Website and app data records
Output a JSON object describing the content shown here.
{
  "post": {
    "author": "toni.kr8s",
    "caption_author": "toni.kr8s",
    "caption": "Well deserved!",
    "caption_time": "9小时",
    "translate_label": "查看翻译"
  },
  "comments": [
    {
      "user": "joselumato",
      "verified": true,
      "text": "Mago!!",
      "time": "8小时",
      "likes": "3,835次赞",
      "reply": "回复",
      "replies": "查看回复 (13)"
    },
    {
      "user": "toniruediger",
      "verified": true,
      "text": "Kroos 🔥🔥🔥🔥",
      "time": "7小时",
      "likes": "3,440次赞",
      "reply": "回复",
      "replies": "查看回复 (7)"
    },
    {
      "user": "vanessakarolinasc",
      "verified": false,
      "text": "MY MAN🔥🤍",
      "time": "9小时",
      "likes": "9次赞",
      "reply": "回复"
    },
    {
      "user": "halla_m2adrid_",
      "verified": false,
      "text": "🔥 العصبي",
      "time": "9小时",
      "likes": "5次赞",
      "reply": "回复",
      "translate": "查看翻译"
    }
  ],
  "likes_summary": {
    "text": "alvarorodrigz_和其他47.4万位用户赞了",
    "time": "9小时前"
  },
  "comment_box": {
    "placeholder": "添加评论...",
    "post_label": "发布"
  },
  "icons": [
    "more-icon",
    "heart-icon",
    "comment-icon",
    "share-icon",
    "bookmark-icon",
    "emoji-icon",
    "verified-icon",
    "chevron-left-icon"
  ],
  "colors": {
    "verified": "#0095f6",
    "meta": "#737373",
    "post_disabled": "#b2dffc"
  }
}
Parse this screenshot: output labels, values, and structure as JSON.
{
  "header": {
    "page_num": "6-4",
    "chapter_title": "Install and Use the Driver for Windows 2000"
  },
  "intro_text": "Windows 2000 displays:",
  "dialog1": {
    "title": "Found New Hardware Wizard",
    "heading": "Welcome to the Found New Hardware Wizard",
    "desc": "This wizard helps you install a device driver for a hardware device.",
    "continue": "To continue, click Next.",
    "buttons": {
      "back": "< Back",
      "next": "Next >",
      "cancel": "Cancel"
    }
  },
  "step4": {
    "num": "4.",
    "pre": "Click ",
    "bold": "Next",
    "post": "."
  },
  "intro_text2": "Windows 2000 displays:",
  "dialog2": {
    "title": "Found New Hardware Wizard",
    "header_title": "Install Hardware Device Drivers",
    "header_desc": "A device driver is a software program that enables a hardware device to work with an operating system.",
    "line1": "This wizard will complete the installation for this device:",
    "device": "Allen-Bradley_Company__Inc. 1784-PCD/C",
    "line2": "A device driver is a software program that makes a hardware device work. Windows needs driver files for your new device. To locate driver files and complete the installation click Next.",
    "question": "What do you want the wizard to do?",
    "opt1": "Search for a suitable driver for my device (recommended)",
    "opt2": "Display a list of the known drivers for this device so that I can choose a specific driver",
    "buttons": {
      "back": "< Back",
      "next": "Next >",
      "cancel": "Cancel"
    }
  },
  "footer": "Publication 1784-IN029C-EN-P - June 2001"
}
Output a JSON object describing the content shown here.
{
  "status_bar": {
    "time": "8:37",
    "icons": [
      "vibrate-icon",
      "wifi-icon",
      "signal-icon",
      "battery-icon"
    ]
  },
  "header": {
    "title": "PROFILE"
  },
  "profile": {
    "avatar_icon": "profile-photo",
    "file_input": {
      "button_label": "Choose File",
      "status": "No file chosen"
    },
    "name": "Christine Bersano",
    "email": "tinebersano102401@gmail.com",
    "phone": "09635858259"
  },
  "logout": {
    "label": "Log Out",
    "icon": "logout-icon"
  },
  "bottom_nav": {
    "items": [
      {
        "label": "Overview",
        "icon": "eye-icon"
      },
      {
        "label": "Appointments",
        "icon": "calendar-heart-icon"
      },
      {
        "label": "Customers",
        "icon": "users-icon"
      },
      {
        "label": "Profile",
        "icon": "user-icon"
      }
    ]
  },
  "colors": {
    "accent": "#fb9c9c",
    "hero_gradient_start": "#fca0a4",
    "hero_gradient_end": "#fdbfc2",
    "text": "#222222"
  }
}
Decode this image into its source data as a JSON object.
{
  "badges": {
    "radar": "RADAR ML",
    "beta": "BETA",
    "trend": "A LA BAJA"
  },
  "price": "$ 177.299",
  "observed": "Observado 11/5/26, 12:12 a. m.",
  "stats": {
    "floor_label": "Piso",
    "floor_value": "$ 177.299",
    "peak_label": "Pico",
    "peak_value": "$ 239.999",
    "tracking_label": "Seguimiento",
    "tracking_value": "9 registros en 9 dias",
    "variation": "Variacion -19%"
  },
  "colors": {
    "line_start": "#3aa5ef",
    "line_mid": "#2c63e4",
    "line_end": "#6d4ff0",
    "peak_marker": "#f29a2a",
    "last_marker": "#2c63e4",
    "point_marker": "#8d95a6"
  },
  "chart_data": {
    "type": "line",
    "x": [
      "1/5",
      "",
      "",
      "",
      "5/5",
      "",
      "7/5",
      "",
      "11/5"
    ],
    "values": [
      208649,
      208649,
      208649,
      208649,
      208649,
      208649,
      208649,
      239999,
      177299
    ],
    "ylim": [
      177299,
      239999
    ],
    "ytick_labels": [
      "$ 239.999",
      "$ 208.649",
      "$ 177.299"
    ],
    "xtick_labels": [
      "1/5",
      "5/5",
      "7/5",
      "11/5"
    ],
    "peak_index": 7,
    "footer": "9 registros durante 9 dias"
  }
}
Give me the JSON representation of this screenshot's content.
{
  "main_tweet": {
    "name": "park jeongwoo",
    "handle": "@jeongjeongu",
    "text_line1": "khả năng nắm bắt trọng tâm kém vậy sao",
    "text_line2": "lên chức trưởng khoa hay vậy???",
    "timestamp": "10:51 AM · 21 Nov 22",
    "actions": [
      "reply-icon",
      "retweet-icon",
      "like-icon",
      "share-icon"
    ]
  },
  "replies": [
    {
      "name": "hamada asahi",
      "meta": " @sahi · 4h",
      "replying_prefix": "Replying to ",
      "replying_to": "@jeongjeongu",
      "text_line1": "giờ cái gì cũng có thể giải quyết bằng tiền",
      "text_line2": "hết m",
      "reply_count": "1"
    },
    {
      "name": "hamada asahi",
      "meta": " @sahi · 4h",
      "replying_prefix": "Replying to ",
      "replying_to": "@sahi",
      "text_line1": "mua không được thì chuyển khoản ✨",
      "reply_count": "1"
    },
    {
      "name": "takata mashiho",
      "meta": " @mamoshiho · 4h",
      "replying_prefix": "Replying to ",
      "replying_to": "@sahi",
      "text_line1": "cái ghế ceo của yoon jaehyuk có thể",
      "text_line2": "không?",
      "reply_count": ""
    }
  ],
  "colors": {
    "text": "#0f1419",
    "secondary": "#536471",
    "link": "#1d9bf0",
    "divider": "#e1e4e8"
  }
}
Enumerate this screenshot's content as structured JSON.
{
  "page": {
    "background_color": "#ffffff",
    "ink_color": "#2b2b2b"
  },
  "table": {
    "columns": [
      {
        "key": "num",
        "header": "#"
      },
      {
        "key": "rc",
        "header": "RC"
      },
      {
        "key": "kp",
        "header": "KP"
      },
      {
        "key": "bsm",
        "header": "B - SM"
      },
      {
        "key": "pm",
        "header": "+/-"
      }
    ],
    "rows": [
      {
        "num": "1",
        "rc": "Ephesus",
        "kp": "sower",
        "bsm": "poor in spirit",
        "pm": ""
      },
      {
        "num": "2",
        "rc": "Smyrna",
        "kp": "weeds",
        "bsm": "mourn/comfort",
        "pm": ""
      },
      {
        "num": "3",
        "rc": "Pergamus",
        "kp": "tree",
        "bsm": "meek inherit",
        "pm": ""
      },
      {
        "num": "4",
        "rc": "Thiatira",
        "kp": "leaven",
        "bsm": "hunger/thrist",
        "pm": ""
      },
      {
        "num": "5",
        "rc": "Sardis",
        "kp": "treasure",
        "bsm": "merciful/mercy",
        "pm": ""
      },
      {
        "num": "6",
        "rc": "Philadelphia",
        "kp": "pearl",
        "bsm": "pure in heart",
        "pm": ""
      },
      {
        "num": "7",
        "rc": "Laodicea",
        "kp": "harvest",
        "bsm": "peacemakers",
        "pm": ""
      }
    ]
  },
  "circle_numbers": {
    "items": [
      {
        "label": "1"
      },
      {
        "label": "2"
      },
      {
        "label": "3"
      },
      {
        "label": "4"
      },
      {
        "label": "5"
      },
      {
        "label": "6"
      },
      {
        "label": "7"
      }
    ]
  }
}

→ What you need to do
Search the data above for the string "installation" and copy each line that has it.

→ Task answer
    "line1": "This wizard will complete the installation for this device:",
    "line2": "A device driver is a software program that makes a hardware device work. Windows needs driver files for your new device. To locate driver files and complete the installation click Next.",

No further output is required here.